Condensed from talks by Guruji Shree Rishi Prabhakarji.


India’s culture stands on six schools of thought, six systems of philo-sophy known as: Nyaya, Vaiseshika, Sankhya, Yoga, Purva Mimamsa and Uttara  Mimamsa.


What are these schools of thought?

Nyaya means that if you have    to investigate anything there are certain rules to follow – laws of  investigation.


What we do is, we set up a premise and then we test the premise using experiment and theory. There is a scientific methodology for investi-gation which must be logical. What  is meant by logical is explained in Nyaya.

If you have to investigate anything, how and what steps are to be taken? This  is expressed in ‘Nyaya’.


Vaiseshika means recognizing the special quality and aspects of things. What is the difference between a coconut tree and a banana tree, e.g. in their leaves, nature of growth pattern etc? The knowledge req-uired to recognize the speciality in each  object is Vaiseshika.


There is something common and something very unique in each object. So, what is common and what is the difference between them,  is Vaiseshika.

Sankhya means numbers, the mathematics of investigation. Thro-    ugh mathematics you investigate the physical aspect.


Yoga means experiencing what is happening. Experiencing the thing  as it is. You have to eat sugar to experience what is sugar. Being   one with it, is known as Yoga.

Purva Mimamsa: is also known    as Karma Mimamsa. It means the dynamics of interaction of forces.    In physics we have static and dynamics. The aspect of dynamics comes in Karma Mimamsa. Karma means action – so relationships related to actions. What forces are working on a particular object and how these forces affect those objects? These things and this kind  of investigation is found in Karma Mimamsa.
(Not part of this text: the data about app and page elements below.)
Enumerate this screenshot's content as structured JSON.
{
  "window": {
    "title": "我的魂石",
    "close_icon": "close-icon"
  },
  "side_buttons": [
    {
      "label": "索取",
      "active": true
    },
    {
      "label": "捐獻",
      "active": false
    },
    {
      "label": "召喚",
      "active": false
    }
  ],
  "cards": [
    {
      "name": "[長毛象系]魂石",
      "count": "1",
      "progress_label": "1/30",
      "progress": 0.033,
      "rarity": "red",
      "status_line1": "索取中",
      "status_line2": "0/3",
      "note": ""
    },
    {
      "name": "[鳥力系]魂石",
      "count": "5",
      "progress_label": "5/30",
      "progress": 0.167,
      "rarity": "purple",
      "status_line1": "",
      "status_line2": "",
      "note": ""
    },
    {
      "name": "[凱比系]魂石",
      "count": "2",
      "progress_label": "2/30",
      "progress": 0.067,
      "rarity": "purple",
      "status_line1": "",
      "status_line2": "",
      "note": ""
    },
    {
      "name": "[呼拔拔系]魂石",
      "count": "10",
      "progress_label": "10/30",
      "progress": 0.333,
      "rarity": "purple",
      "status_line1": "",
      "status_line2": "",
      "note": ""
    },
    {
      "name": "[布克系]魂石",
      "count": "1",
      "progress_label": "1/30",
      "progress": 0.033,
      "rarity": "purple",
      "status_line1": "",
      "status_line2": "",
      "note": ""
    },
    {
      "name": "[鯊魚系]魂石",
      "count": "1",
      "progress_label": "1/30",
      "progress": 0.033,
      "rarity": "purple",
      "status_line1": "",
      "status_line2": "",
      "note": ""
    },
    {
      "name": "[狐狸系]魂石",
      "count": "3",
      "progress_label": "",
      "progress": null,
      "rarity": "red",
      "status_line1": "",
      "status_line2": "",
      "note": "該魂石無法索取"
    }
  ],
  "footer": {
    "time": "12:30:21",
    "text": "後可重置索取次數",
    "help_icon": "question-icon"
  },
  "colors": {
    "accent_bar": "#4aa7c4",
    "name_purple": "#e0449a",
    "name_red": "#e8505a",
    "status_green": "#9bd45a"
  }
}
Uttara Mimamsa or Vedanta: Vedanta means what is beyond this understanding, to know that is Vedanta. What is it that lets us  know? The knowledge of the know-ledge, the understanding of under-standing is Vedanta.


Raman Maharshi, when asked a question, would say from where is that question coming. If you know that then you have got your answer. It is when you know from where   the question is originating, then you get the answer.


Once you trace the origin, the answers will eminent from there.     If we do not know from where the question originates, and if we   go on answering, it will all be superficial. It will not give the answer. The question will remain  for all time and you will not be able to answer.


Once the questioner knows from where the question is originating then he will get the answer by himself and then there will not       be any question at all.

Whenever I establish myself within myself then there won’t be any question at all. The question will   not exist at all. Whenever I am not established within then I try to find the same things outside. When there is nothing else like     that then you don’t have to know anything else.


When you go into the state of  eternal knowledge, all doubts will  be cleared simultaneously. This is Vedanta.


All this investigation is complete  only if we can trace the origin of  this investigation. We have to learn to eat well, to grow well, etc. But how is it to be learned? With what understanding is it to be learned? With what knowledge is all work    to be done? With what wisdom? Vedanta throws light on this.